When literary studies started to go electronic about 10 to 15 years ago, everybody got excited about hypertext. George Landow even famously argued that by enhancing our power to flit like readerly butterflies from one thing to another, hypertext magnified the textual jouissance that French theorists such as Roland Barthes had identified as the essence of literary pleasure. This, we now know, was nonsense. The greatest hypertext imaginable is the Worldwide Web, and I defy anyone to extract jouissance from flitting amongst the myriad objects that a Google search throws up in response to a simple enquiry about, say, W. H. Auden's prosody. The big deal is not hypertext but the capacity to search large textual corpora, which is what projects such as EEBO give us. Unlike the printed Short Title Catalogue and W. W. Greg's Bibliography of English Printed Drama, an electronic corpus frees you from the vagaries of an author's index: you can have the computer do a brute force search through all the records, whether or not the author indexed them....
Citation : Egan, G. (2005) EEBO's search limitations and advantages, compared to print resources.

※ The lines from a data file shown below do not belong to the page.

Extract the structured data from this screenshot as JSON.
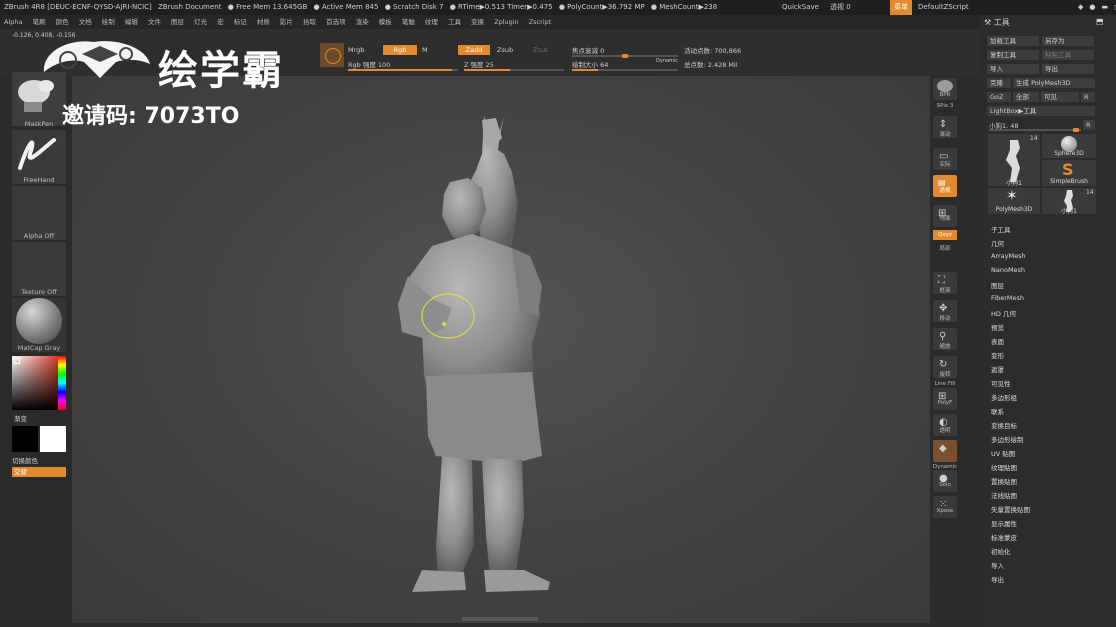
{
  "title_bar": {
    "app": "ZBrush 4R8 [DEUC-ECNF-QYSD-AJRI-NCIC]",
    "document": "ZBrush Document",
    "free_mem": "● Free Mem 13.645GB",
    "active_mem": "● Active Mem 845",
    "scratch": "● Scratch Disk 7",
    "rtime": "● RTime▶0.513 Timer▶0.475",
    "polycount": "● PolyCount▶36.792 MP",
    "meshcount": "● MeshCount▶238",
    "quicksave": "QuickSave",
    "transparency": "透视 0",
    "menu_btn": "菜单",
    "script": "DefaultZScript"
  },
  "menu": [
    "Alpha",
    "笔刷",
    "颜色",
    "文档",
    "绘制",
    "编辑",
    "文件",
    "图层",
    "灯光",
    "宏",
    "标记",
    "材质",
    "影片",
    "拾取",
    "首选项",
    "渲染",
    "模板",
    "笔触",
    "纹理",
    "工具",
    "变换",
    "Zplugin",
    "Zscript"
  ],
  "coords": "-0.126, 0.408, -0.156",
  "top_tool": {
    "mrgb": "Mrgb",
    "rgb": "Rgb",
    "m": "M",
    "zadd": "Zadd",
    "zsub": "Zsub",
    "zcut": "Zcut",
    "focal": "焦点衰减 0",
    "active_points": "活动点数: 700,866",
    "rgb_intensity": "Rgb 强度 100",
    "z_intensity": "Z 强度 25",
    "draw_size": "绘制大小 64",
    "dynamic": "Dynamic",
    "total_points": "总点数: 2.428 Mil"
  },
  "left_shelf": {
    "brush": "MaskPen",
    "stroke": "FreeHand",
    "alpha": "Alpha Off",
    "texture": "Texture Off",
    "material": "MatCap Gray",
    "gradient": "渐变",
    "switch_color": "切换颜色",
    "alternate": "交替",
    "gradient_value": 0.5
  },
  "right_shelf": {
    "bpr": "BPR",
    "spix": "SPix 3",
    "scroll": "滚动",
    "zoom": "缩放",
    "actual": "实际",
    "persp": "透视",
    "floor": "地面",
    "local": "局部",
    "xyz": "Qxyz",
    "frame": "框架",
    "move": "移动",
    "rotate": "旋转",
    "linefill": "Line Fill",
    "polyf": "PolyF",
    "transp": "透明",
    "solo": "Solo",
    "dynamic": "Dynamic",
    "xpose": "Xpose"
  },
  "tool_panel": {
    "title": "工具",
    "load": "加载工具",
    "save_as": "另存为",
    "copy": "复制工具",
    "paste": "粘贴工具",
    "import": "导入",
    "export": "导出",
    "clone": "克隆",
    "make_polymesh": "生成 PolyMesh3D",
    "goz": "GoZ",
    "all": "全部",
    "visible": "可见",
    "r": "R",
    "lightbox": "LightBox▶工具",
    "current": "小狗1. 48",
    "r2": "R",
    "thumb_count": "14",
    "thumb_count2": "14",
    "thumbs": [
      "小狗1",
      "Sphere3D",
      "SimpleBrush",
      "PolyMesh3D",
      "小狗1"
    ],
    "items": [
      "子工具",
      "几何",
      "ArrayMesh",
      "NanoMesh",
      "图层",
      "FiberMesh",
      "HD 几何",
      "预览",
      "表面",
      "变形",
      "遮罩",
      "可见性",
      "多边形组",
      "联系",
      "变换目标",
      "多边形绘制",
      "UV 贴图",
      "纹理贴图",
      "置换贴图",
      "法线贴图",
      "矢量置换贴图",
      "显示属性",
      "标准蒙皮",
      "初始化",
      "导入",
      "导出"
    ]
  },
  "watermark": {
    "brand": "绘学霸",
    "invite": "邀请码: 7073TO"
  }
}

Invited 30-minute Talk for the Early English Books Online (EEBO) Promotional Event 'Using EEBO in Research and Teaching', Maughan Library - King's College London, 29 April
Research Group : English Research Group
- School of Humanities